The real significance of these differences are revealed by the political conclusions.
The politics that flow from Bonapartism are clear. Fight for the UNT to be an independent trade union movement. Build class struggle fractions within the unions. Form an independent workers’ party. Working class candidates in opposition to the MVR in elections. For a workers’ government. No trust or confidence in Chávez. Warn workers about cooption and repression. These demands are not simply abstract in Venezuela today. They are the lines along which the Party of Revolution (PRS) is developing.

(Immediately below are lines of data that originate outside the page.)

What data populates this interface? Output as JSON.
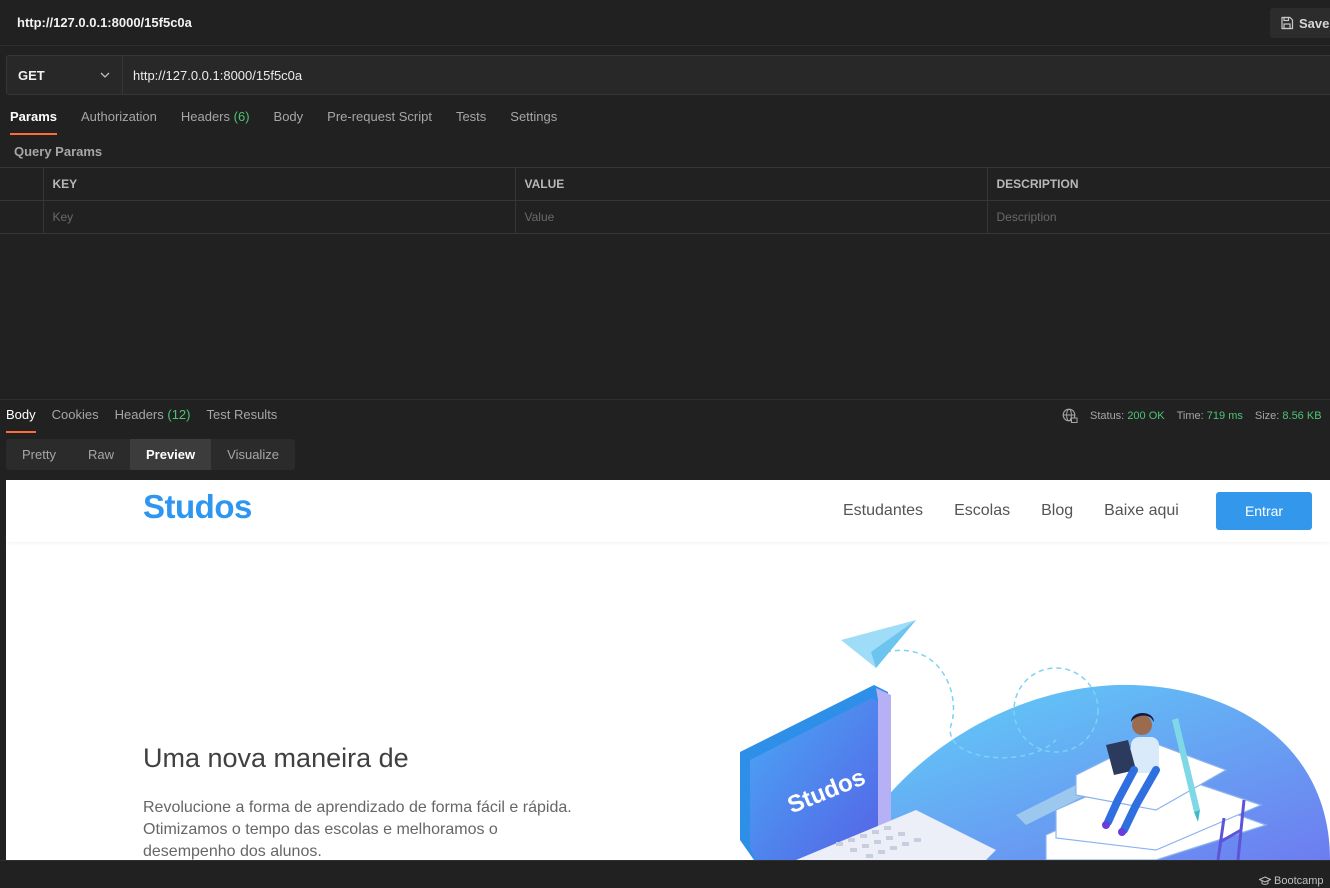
{
  "request": {
    "title": "http://127.0.0.1:8000/15f5c0a",
    "save_label": "Save",
    "method": "GET",
    "url": "http://127.0.0.1:8000/15f5c0a",
    "tabs": [
      {
        "label": "Params"
      },
      {
        "label": "Authorization"
      },
      {
        "label": "Headers",
        "count": "(6)"
      },
      {
        "label": "Body"
      },
      {
        "label": "Pre-request Script"
      },
      {
        "label": "Tests"
      },
      {
        "label": "Settings"
      }
    ],
    "query_params_title": "Query Params",
    "columns": [
      "KEY",
      "VALUE",
      "DESCRIPTION"
    ],
    "placeholders": [
      "Key",
      "Value",
      "Description"
    ]
  },
  "response": {
    "tabs": [
      {
        "label": "Body"
      },
      {
        "label": "Cookies"
      },
      {
        "label": "Headers",
        "count": "(12)"
      },
      {
        "label": "Test Results"
      }
    ],
    "status_label": "Status:",
    "status_value": "200 OK",
    "time_label": "Time:",
    "time_value": "719 ms",
    "size_label": "Size:",
    "size_value": "8.56 KB",
    "view_modes": [
      "Pretty",
      "Raw",
      "Preview",
      "Visualize"
    ]
  },
  "preview": {
    "logo": "Studos",
    "nav_links": [
      "Estudantes",
      "Escolas",
      "Blog",
      "Baixe aqui"
    ],
    "login_button": "Entrar",
    "hero_title": "Uma nova maneira de",
    "hero_text": "Revolucione a forma de aprendizado de forma fácil e rápida. Otimizamos o tempo das escolas e melhoramos o desempenho dos alunos.",
    "laptop_logo": "Studos"
  },
  "footer": {
    "bootcamp_label": "Bootcamp"
  },
  "colors": {
    "accent": "#ff6c37",
    "status_green": "#4ec376",
    "brand_blue": "#2d96f0"
  }
}
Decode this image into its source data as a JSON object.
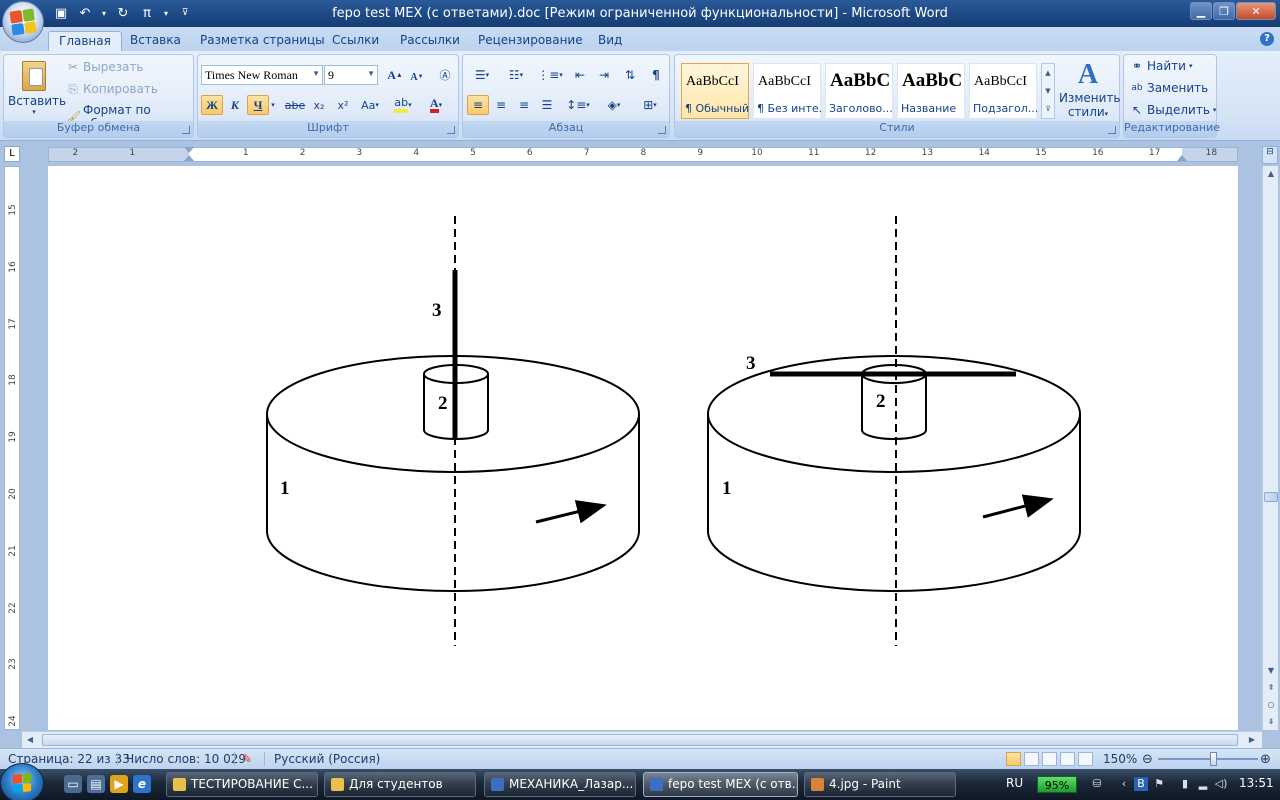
{
  "window": {
    "title": "fepo test MEX (с ответами).doc [Режим ограниченной функциональности]  -  Microsoft Word"
  },
  "ribbon": {
    "tabs": [
      "Главная",
      "Вставка",
      "Разметка страницы",
      "Ссылки",
      "Рассылки",
      "Рецензирование",
      "Вид"
    ],
    "clipboard": {
      "label": "Буфер обмена",
      "paste": "Вставить",
      "cut": "Вырезать",
      "copy": "Копировать",
      "format_painter": "Формат по образцу"
    },
    "font": {
      "label": "Шрифт",
      "font_name": "Times New Roman",
      "font_size": "9",
      "bold": "Ж",
      "italic": "К",
      "underline": "Ч",
      "strike": "abe",
      "subscript": "x₂",
      "superscript": "x²",
      "change_case": "Aa",
      "grow": "A",
      "shrink": "A"
    },
    "paragraph": {
      "label": "Абзац"
    },
    "styles": {
      "label": "Стили",
      "items": [
        {
          "sample": "AaBbCcI",
          "name": "¶ Обычный"
        },
        {
          "sample": "AaBbCcI",
          "name": "¶ Без инте..."
        },
        {
          "sample": "AaBbC",
          "name": "Заголово..."
        },
        {
          "sample": "AaBbC",
          "name": "Название"
        },
        {
          "sample": "AaBbCcI",
          "name": "Подзагол..."
        }
      ],
      "change_styles_line1": "Изменить",
      "change_styles_line2": "стили"
    },
    "editing": {
      "label": "Редактирование",
      "find": "Найти",
      "replace": "Заменить",
      "select": "Выделить"
    }
  },
  "ruler": {
    "left_numbers": [
      "2",
      "1"
    ],
    "right_numbers": [
      "1",
      "2",
      "3",
      "4",
      "5",
      "6",
      "7",
      "8",
      "9",
      "10",
      "11",
      "12",
      "13",
      "14",
      "15",
      "16",
      "17",
      "18"
    ],
    "tab_stop": "L",
    "vertical_numbers": [
      "15",
      "16",
      "17",
      "18",
      "19",
      "20",
      "21",
      "22",
      "23",
      "24"
    ]
  },
  "document": {
    "left_figure": {
      "label_1": "1",
      "label_2": "2",
      "label_3": "3"
    },
    "right_figure": {
      "label_1": "1",
      "label_2": "2",
      "label_3": "3"
    }
  },
  "statusbar": {
    "page": "Страница: 22 из 33",
    "words": "Число слов: 10 029",
    "language": "Русский (Россия)",
    "zoom": "150%"
  },
  "taskbar": {
    "tasks": [
      {
        "label": "ТЕСТИРОВАНИЕ С...",
        "icon_color": "#e8c14a"
      },
      {
        "label": "Для студентов",
        "icon_color": "#e8c14a"
      },
      {
        "label": "МЕХАНИКА_Лазар...",
        "icon_color": "#3c6fc4"
      },
      {
        "label": "fepo test MEX (с отв...",
        "icon_color": "#3c6fc4"
      },
      {
        "label": "4.jpg - Paint",
        "icon_color": "#d9823a"
      }
    ],
    "lang": "RU",
    "battery": "95%",
    "clock": "13:51"
  }
}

By contrast, Rogers descends into incoherence. He says: “Chávez should be supported when he implements progressive measures and opposed when he holds up the process of working class emancipation. But the overriding demand should be that the working class, the huge majority of Venezuelan society, takes control of the Bolivarian revolution.”
Rogers transforms Chávez into a locum workers’ leader, ignoring the fact that he “holds up” working class self-emancipation every day. Without specifying its class character, Rogers substitutes the “Bolivarian revolution” for the workers’ movement, and urges the Venezuelan working class to “take control” of it, rather than create their own movement.
If this means anything concrete, it implies that socialists should join the MVR and vote for it. Rogers’ designation of Chávez as a social democrat suggests this conclusion, though he shies away from saying so explicitly. But to back the MVR would blight working class political independence.
Rogers effectively shackles Venezuelan workers to Chávez. The AWL wants workers to fight for their own interests. The choice is clear: Bonapartist or social democrat. Working class politics or subordination to Chávez.